Rewilding the Gowienica
The next speaker at the webinar was Artur Furdyna, a fish ecologist and specialist in river and wetland restoration, a member of the Oder Delta rewilding team, and a founder and CEO of the Friends of Ina and Gowienica Rivers Association. He began his presentation by discussing what the term “free river” actually means.
The Gowienica river is one of the main tributaries of the lower Oder Delta on the Polish side, and forms part of the wider Oder Delta rewilding area. Rewilding efforts here have focused on protecting riverine ecology, limiting poaching pressure on wild fish, and encouraging a more sustainable water management system, consistent with the EU’s Water Framework Directive (WFD).
Furdyna provided information on the removal of riverine obstacles in the Oder Delta region, a process which is enabling fish to follow their natural migration routes once again. He also spoke about the importance of connectivity in riverine systems, and explained to webinar participants how plants can tell us more about the health of our freshwater than fish.
The restoration of freshwater environments in Europe, of which river restoration is a fundamental part, is underpinned by EU legislative requirements. Under the terms of the EU’s WFD, European member states in the European Commission of 2000 agreed to achieve “good ecological status” in all water bodies by 2027.
The implementation of the WFD, which began in 2000, has led to significant improvements in some European water ecosystems. But the WFD target of achieving healthy status for all of Europe’s waters by 2015 was missed by a long way, with only 50% currently estimated to be in good condition. Unsustainable agriculture, hydropower, flood defence and navigation are recognised as the main pressures preventing the objectives of the WFD from being fully realised.
Habitat loss and degradation is a major barrier to biodiversity conservation and achieving the objectives of the Birds and Habitats Directives and the Water Framework Directive. Restoring and maintaining large and inter-connected areas of high-quality habitat such as wetlands and floodplains is therefore vitally important to the conservation of European nature and securing sustainable supplies of freshwater.
The WFD is currently undergoing its standard review in the form of a “fitness check” (every piece of EU legislation goes through this process). By clicking here, you can take part in the #ProtectWater campaign, telling the European Commission to uphold the EU Water Framework Directive. This will help to protect Europe’s rivers, lakes, groundwater and wetlands, and their wild nature, for generations to come.
A burgeoning network
Rewilding Europe regularly organises webinars for ERN members to discuss rewilding related topics and share insight and experience. Since it was launched in 2013, the network has shown impressive growth and now contains 66 members from 27 European countries (including Rewilding Europe’s eight operational areas).
The ERN operates on a stronger together philosophy, promoting rewilding as a conservation approach. Through the year, members meet regularly via webinars to share knowledge, insight and examples of best practice. The presentations from webinars are stored on the ERN Forum, a real-time platform for discussions and exchange between members.

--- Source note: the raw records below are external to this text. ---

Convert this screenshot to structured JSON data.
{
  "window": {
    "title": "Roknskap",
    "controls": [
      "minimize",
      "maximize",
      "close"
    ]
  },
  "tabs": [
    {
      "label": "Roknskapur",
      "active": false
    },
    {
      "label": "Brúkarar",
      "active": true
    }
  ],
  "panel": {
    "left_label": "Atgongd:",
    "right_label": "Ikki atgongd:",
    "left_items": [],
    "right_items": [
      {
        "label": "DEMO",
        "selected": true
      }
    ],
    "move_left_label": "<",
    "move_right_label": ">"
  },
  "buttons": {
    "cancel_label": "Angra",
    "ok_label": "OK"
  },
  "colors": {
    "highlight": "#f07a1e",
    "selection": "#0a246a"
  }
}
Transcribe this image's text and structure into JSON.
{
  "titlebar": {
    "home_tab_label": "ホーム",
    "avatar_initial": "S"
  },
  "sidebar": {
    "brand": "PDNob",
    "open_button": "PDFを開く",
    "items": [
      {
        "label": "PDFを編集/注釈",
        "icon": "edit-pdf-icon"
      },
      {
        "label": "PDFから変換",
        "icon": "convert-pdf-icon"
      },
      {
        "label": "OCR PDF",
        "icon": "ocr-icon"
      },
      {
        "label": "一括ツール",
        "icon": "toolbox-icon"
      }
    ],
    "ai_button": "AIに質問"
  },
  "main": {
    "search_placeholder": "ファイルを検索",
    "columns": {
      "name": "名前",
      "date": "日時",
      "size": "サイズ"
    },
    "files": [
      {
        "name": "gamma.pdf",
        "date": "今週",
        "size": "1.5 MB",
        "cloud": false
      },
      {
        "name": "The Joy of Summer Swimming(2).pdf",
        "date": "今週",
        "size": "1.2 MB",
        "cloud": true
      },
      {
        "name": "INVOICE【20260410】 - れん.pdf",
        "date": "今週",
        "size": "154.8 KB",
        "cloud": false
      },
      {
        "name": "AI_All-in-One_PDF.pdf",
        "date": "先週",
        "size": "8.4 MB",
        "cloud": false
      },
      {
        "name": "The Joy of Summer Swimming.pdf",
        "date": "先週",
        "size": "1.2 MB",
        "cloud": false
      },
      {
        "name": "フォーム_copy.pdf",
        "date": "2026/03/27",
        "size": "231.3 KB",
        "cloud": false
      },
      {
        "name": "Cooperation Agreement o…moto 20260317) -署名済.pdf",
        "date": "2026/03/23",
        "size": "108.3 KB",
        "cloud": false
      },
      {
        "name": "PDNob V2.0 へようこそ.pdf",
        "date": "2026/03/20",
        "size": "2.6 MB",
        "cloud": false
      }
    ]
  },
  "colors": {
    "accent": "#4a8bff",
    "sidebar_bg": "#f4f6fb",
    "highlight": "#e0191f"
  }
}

Rewilding Europe extends a warm welcome to rewilding initiatives that are interested in joining the ERN. Information on applying for membership can be found here.